Another morning, three plows were stolen from the fields.
Really? From the Moravians? Come on, people.
The spring of 1762 started off rough: A rash of rabies that felled a favorite mare ushered in a grim day on May 17, 1762, when most of the Brethren and Sisters were bled.
What?! Bled? You mean, slashed with a knife? The whole town?
When I crawl out of the 18th century three hours later, I’ve stood up my wife, Julie, on a lunch date and now owe $4,000 in Hillsborough Street parking fines. I have learned nothing of mountain lions.
That’s what can happen — what has happened. So I steel myself, blow dust from the top edge of the pages, and breathe in the moldering scent of an old book overlooked too long. Hint of dying rose and old honey. I settle into a study carrel with a chipped Formica desktop and old chewing gum stuck to the chair seat. Who knows when I’ll wander back to the 21st century.
Cryptic, obscure, and plain ol’ weird connections are the hallmark of much historical research, and when I’m deep into this kind of reading, my antennae seem acutely tuned to connecting other oddball Dot A’s with disparate Dot Q’s in the craziest ways. Just the other day, we stopped with our son, Jack, and a buddy of his at the Mebane outlets. Julie insisted on a visit to the Yankee Candle store, and as she waxed over candles scented with harvest-this and spiced-apple-that, Jack’s buddy made a startling announcement right there in the middle of the parking lot.
“I wish they made ‘Old-Book Candle,’” he said. “I love that smell. I’d buy every one of ’em.”
You could have knocked me over with a Moravian sugar cookie. I wanted to hug the boy. For a moment, a scene played across my mind: It was the night of November 17, 1753, the first night the first 15 Moravian colonists gathered around a fire at Bethabara. As they sang — We hold arrival Lovefeast here, / in Carolina Land. / A company of Brethren true — wolves howled beyond the firelight.
But then there was another scene, just a few days later, that reality-checked my hope for a new generation. Jack had been fretting about finding enough primary source material for his History of the Americas project, and we’d made plans to hit the D.H. Hill book stacks together. I’d giddily told him about Records of the Moravians, and how he could find tons of stuff on North Carolina Native American tribes packed in those pages, and I was stoked about a little father-son visit to one of my favorite few feet of metal shelving. But that night, he texted me from the great distance of his upstairs bedroom and said he was scratching the library visit. Thanks, but no thanks, Father.

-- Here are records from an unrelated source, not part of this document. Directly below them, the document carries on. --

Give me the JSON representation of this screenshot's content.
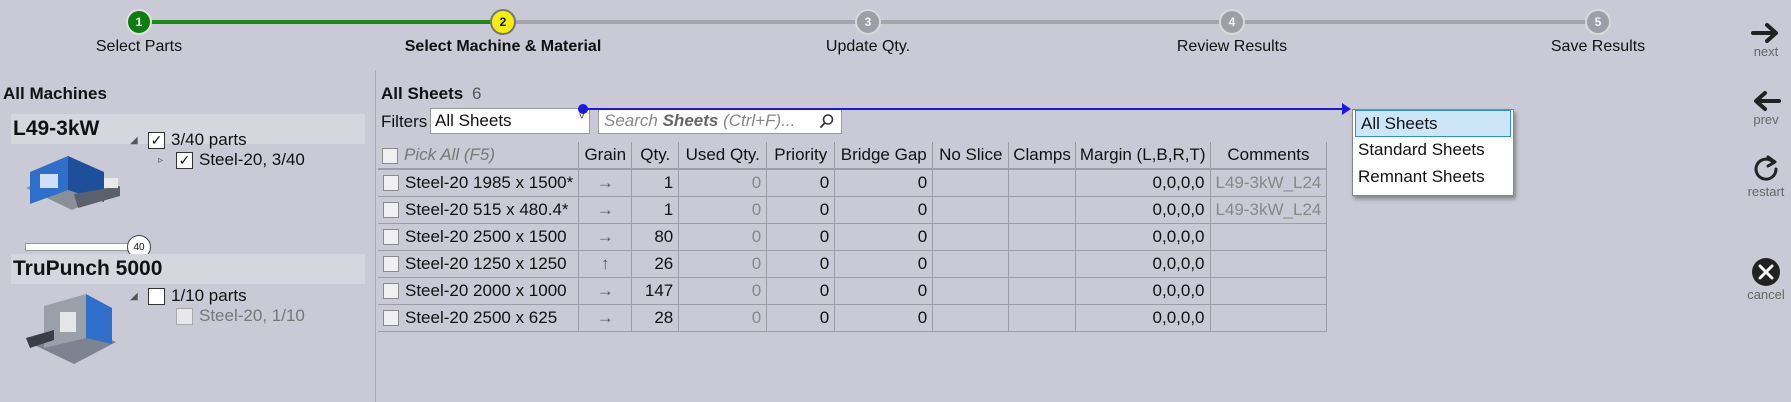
{
  "wizard": {
    "steps": [
      {
        "number": "1",
        "label": "Select Parts",
        "state": "done"
      },
      {
        "number": "2",
        "label": "Select Machine & Material",
        "state": "current"
      },
      {
        "number": "3",
        "label": "Update Qty.",
        "state": "pending"
      },
      {
        "number": "4",
        "label": "Review Results",
        "state": "pending"
      },
      {
        "number": "5",
        "label": "Save Results",
        "state": "pending"
      }
    ]
  },
  "nav": {
    "next": "next",
    "prev": "prev",
    "restart": "restart",
    "cancel": "cancel"
  },
  "machines": {
    "title": "All Machines",
    "list": [
      {
        "name": "L49-3kW",
        "parts_label": "3/40 parts",
        "checked": true,
        "material": "Steel-20, 3/40",
        "material_checked": true,
        "slider_value": "40"
      },
      {
        "name": "TruPunch 5000",
        "parts_label": "1/10 parts",
        "checked": false,
        "material": "Steel-20, 1/10",
        "material_checked": false
      }
    ]
  },
  "sheets": {
    "title": "All Sheets",
    "count": "6",
    "filters_label": "Filters",
    "filter_value": "All Sheets",
    "search_prefix": "Search ",
    "search_bold": "Sheets",
    "search_suffix": " (Ctrl+F)...",
    "columns": [
      "Pick All (F5)",
      "Grain",
      "Qty.",
      "Used Qty.",
      "Priority",
      "Bridge Gap",
      "No Slice",
      "Clamps",
      "Margin (L,B,R,T)",
      "Comments"
    ],
    "rows": [
      {
        "name": "Steel-20 1985 x 1500*",
        "grain": "→",
        "qty": "1",
        "used": "0",
        "priority": "0",
        "bridge": "0",
        "no_slice": "",
        "clamps": "",
        "margin": "0,0,0,0",
        "comments": "L49-3kW_L24"
      },
      {
        "name": "Steel-20 515 x 480.4*",
        "grain": "→",
        "qty": "1",
        "used": "0",
        "priority": "0",
        "bridge": "0",
        "no_slice": "",
        "clamps": "",
        "margin": "0,0,0,0",
        "comments": "L49-3kW_L24"
      },
      {
        "name": "Steel-20 2500 x 1500",
        "grain": "→",
        "qty": "80",
        "used": "0",
        "priority": "0",
        "bridge": "0",
        "no_slice": "",
        "clamps": "",
        "margin": "0,0,0,0",
        "comments": ""
      },
      {
        "name": "Steel-20 1250 x 1250",
        "grain": "↑",
        "qty": "26",
        "used": "0",
        "priority": "0",
        "bridge": "0",
        "no_slice": "",
        "clamps": "",
        "margin": "0,0,0,0",
        "comments": ""
      },
      {
        "name": "Steel-20 2000 x 1000",
        "grain": "→",
        "qty": "147",
        "used": "0",
        "priority": "0",
        "bridge": "0",
        "no_slice": "",
        "clamps": "",
        "margin": "0,0,0,0",
        "comments": ""
      },
      {
        "name": "Steel-20 2500 x 625",
        "grain": "→",
        "qty": "28",
        "used": "0",
        "priority": "0",
        "bridge": "0",
        "no_slice": "",
        "clamps": "",
        "margin": "0,0,0,0",
        "comments": ""
      }
    ]
  },
  "dropdown": {
    "options": [
      "All Sheets",
      "Standard Sheets",
      "Remnant Sheets"
    ],
    "selected": "All Sheets"
  },
  "colors": {
    "background": "#c9cad5",
    "step_done": "#0e7d10",
    "step_current": "#f6ee10",
    "annotation_line": "#1a1ae0",
    "dropdown_selected": "#cde6f7"
  }
}
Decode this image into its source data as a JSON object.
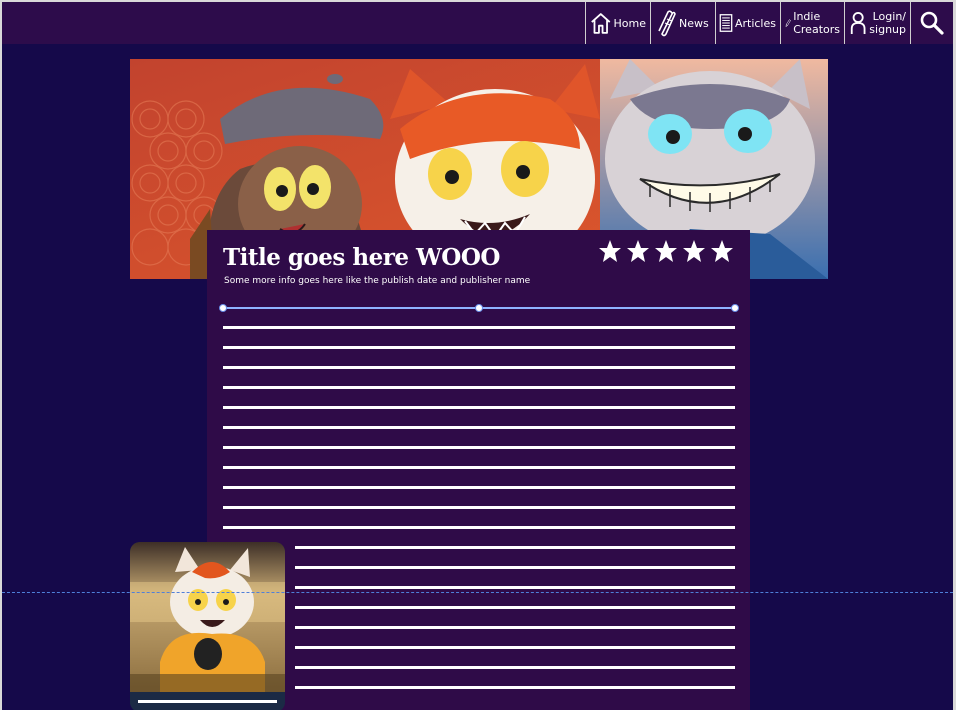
{
  "nav": {
    "home": "Home",
    "news": "News",
    "articles": "Articles",
    "indie_line1": "Indie",
    "indie_line2": "Creators",
    "login_line1": "Login/",
    "login_line2": "signup",
    "icons": [
      "home-icon",
      "news-scroll-icon",
      "articles-icon",
      "pencil-icon",
      "user-icon",
      "search-icon"
    ]
  },
  "article": {
    "title": "Title goes here WOOO",
    "subtitle": "Some more info goes here like the publish date and publisher name",
    "rating_stars": 5,
    "slider_position": 0.5
  },
  "colors": {
    "page_bg": "#15094a",
    "topbar_bg": "#2d0c4b",
    "panel_bg": "#2f0b48",
    "text": "#ffffff",
    "slider_track": "#8fb3ff"
  }
}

“How did you find all those primary sources lying up here in your stupid bed?” I asked.
Jack spun his laptop around, and scrolled down screen after screen of digitized documents and scanned photos from a million years ago.
“There’s nothing to it, Dad,” he said. “You just gotta know where to look.”
Deflated, I descended the stairs. Sure, I knew where to look online. But there was no smell at all of old musty books, no hollowed-out quiet that can only be heard in the far recesses of a library. Welcome to the future.
The historian responsible for the first transcriptions of those old Moravian records was Adelaide Fries, a devout Moravian born in Salem who was challenged by her father in the 1890s to learn to read the nearly inscrutable longhand German script of the original journals. Fries dedicated her life to the effort, traveling worldwide in the herculean task of translating thousands of pages of 150-year-old script. On the frontispiece of Volume One, she dedicates the effort to her father, “my comrade,” she wrote, “in the silent places of historical research.”
But up on the third floor of D.H. Hill, those places don’t seem so silent to me. I pull down volume after volume of Records of the Moravians, and turn pages brittle with the years. Wolves howl. Barn rafters splinter and fall. Wars rage and crops fail and lost children cry in the night. Prayers are lifted. Babies are born. Life is lived in all its chaotic, yellowed, vanilla-scented cacophony.